Last night I logged onto Twitter and saw the responses to these words. There was outrage and frustration, but also indignation that anyone should be expected to talk about cricket, and not spew rubbish pick-up lines, when being interviewed about it. I saw Ten's own account initially respond to Gayle's words with the hashtag #smooth, and I saw the Australian footballer Tim Cahill tell Gayle he had been "on fire tonight brother". I also saw Taylor Walker, the Adelaide Crows captain, say this: "A bit of fun by @henrygayle everybody relax - no one hurt, injured or dead!" He was right on two counts.
Last night I called a female journalism colleague, a skillful and tireless operator, and listened to her speak of the episode not with shock or anger, but with weariness. I heard her say that she hated what was happening, but also that she hated the inevitable backlash when speaking up about it. I heard her say that nobody wants to be "that girl", like the one who called out harassment by the former David Jones chief executive Mark McInnes, or the DFAT official who raised concerns about the behaviour of the now former Government Minister Jamie Briggs. I heard her exasperation.
Last night I spoke to other female friends working in media, who offered up strikingly similar thoughts. One offered this: "I honestly left sports journalism because I thought it'd never be satisfying. No matter what females in sport achieve, it's all undermined by dickheads at the pub who don't listen to what women say because they're too busy marking them out of 10 for their looks. Mel shouldn't have had to cop that. It was humiliating and he didn't stop when she was clearly uncomfortable. I just hate that now this will be what people talk about, because she's a pro and better than that."

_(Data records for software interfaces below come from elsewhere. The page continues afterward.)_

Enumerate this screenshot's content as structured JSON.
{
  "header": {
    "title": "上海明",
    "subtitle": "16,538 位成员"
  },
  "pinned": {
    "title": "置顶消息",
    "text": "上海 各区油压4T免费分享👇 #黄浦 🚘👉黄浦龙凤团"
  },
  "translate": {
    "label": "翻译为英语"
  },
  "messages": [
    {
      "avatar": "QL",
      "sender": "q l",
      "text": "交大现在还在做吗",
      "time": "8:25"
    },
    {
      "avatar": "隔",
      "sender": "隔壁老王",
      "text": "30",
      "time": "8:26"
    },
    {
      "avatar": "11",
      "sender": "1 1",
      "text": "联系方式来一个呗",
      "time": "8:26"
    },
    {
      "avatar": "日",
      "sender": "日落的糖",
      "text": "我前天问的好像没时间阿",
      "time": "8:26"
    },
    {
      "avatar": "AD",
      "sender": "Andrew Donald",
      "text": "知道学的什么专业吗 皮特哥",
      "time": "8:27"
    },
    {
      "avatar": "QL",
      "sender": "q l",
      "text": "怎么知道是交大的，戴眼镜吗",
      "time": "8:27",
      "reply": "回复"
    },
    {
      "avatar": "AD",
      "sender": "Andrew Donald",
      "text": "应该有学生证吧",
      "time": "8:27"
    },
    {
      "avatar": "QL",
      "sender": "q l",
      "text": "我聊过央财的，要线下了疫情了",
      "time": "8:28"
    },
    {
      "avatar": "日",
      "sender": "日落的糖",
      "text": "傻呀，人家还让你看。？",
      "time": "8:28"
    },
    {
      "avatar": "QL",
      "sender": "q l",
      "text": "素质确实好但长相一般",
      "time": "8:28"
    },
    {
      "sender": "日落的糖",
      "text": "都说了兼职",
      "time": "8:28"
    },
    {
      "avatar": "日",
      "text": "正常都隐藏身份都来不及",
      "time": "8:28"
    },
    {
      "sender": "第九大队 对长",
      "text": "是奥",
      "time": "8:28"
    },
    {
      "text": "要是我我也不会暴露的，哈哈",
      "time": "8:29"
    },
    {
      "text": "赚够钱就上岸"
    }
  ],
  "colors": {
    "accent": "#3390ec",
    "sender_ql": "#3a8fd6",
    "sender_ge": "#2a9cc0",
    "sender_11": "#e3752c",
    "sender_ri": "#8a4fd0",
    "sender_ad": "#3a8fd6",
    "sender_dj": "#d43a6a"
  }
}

Last night I called the CA head of public affairs, who had just been on the phone to Anthony Everard, the head of the BBL. Everard said this: "I heard Chris' comments and they're disrespectful and simply inappropriate. We'll certainly be talking to him and the Renegades about it. This league is all about its appeal to kids, families and females. There's just no place in the BBL - or, for that matter, cricket anywhere - for that sort of behaviour."
Last night I wondered how cricket, and sport, could so alienate half the population. Cricket has long struggled to attract a female audience, as befits a game where the home pavilion at Lord's did not permit women to enter until 1999. It has come a long way since that most basic of reforms, but still has so far to go. As Sutherland told the ABC, "I think the support we are seeing through television ratings is really important, but I think more important is the psyche around the fact that cricket is a sport for girls too, and I really sense that people are starting to understand that." Starting to.
Last night, I concluded, is not tomorrow.

Daniel Brettig is an assistant editor at ESPNcricinfo. @danbrettig